Looking into whether the DPF has a blockage, or if its pressure differential sensor is giving erroneous readings, should be part of your diagnostic procedure beyond simple fault code reading and basic live digital data analysis. Once the engine is running, you may be able to detect any abnormalities that may result either in a regeneration being aborted, not attempted at all, or conditions that can cause excessive soot loads, such as faulty EGR valve(s), injectors, or mechanical engine wear.
THE CLEANING UPSELL
Once you are satisfied that the underlying faults have been resolved, cleaning the DPF can be undertaken by either driving the car, or by executing a more mechanically-stressful forced regeneration. A number of gentler methods involve injecting a cleaning fluid though the pressure differential sensor pipes in the engine bay, or by unbolting the pressure pipes from
the DPF and pouring the additive through the aperture(s). Naturally, once cleaning is complete, reassemble the car, delete any fault codes, take it for a drive and double-check the live data readings afterwards, to ensure that you feel confident in handing the car back to its owner.

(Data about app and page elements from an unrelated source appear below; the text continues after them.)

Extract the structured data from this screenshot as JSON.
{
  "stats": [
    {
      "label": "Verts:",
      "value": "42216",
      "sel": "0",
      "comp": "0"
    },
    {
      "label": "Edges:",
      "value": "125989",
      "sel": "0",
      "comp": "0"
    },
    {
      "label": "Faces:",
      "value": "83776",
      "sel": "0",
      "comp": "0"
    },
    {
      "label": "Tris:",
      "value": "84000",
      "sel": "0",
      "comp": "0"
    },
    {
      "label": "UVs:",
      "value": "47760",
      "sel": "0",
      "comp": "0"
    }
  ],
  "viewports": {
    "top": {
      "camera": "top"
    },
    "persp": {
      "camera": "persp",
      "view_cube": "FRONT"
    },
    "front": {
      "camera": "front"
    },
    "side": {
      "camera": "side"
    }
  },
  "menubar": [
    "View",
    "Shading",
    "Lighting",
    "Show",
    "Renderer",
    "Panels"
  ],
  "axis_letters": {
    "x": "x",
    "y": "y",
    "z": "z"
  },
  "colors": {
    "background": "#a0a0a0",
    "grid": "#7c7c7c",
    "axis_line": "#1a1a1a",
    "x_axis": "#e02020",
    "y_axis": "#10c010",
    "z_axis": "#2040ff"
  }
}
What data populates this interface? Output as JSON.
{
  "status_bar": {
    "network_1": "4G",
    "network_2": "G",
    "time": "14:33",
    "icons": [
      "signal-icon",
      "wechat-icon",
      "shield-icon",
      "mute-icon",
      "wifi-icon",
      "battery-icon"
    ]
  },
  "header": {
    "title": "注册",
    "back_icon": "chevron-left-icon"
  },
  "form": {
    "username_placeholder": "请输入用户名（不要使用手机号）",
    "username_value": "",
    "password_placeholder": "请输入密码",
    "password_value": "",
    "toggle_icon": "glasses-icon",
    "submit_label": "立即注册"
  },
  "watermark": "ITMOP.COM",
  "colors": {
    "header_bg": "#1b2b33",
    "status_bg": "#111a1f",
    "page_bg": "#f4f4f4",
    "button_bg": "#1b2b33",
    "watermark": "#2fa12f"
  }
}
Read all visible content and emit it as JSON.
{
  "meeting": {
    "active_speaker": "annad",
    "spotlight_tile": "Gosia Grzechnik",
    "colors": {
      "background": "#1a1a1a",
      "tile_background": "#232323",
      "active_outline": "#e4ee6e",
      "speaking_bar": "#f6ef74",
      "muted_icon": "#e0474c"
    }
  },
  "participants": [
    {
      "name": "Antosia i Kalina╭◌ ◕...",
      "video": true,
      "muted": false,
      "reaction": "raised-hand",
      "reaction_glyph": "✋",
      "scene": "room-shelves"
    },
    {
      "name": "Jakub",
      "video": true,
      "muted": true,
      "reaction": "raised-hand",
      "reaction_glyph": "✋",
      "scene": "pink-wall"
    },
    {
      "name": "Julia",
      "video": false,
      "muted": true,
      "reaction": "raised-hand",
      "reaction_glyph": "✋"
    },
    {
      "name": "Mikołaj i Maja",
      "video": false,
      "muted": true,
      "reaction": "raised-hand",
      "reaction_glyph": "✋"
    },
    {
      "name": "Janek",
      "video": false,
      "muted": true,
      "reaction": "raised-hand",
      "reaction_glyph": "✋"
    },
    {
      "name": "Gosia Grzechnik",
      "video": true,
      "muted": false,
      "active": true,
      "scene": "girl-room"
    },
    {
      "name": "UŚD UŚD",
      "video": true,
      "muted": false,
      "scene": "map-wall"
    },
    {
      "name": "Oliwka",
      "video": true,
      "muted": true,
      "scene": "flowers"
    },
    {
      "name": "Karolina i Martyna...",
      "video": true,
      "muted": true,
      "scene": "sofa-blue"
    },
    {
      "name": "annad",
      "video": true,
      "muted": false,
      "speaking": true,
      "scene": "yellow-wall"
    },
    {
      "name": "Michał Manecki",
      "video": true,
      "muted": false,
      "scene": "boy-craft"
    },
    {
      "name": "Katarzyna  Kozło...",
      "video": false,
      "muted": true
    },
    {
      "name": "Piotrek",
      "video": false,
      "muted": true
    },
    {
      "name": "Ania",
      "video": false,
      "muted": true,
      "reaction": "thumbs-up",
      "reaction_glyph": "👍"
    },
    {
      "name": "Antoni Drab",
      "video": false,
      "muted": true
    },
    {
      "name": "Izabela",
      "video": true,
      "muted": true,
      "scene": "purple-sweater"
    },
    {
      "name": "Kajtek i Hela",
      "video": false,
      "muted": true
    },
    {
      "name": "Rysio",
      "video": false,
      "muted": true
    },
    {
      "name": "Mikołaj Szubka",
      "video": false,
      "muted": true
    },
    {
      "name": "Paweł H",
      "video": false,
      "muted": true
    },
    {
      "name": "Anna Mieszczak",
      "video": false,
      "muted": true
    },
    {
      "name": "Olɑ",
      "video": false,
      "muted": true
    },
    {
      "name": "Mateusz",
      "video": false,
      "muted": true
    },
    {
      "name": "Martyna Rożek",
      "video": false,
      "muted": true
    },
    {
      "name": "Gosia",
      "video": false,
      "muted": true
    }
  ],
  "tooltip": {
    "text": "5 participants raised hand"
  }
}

Ash (and cerium) remain within the DPF and are removed only by taking the filter off the car and flushing the deposits out via the inlet. This is because they cannot pass through the filter and can be responsible for creating a high pressure differential and, therefore, a number of ineffective active regenerations might result. Upselling an ash/cerium removal service may be necessary, prior to refilling the Eolys additive tanks on vehicles thus equipped, because the cerium content survives the combustion process and becomes trapped within the filter. While you might trust in a mail order service, DPF Recovery of Norwich told us that its Flash Cleaner machine restores the DPF to 98% of its original as-new condition and can run the entire cleaning cycle (washing and drying) with one machine only, enabling the cleaning process to be faster, less expensive and more environmentally-friendly than alternatives. We hope to look into the off-car DPF cleaning process in more detail at a later date.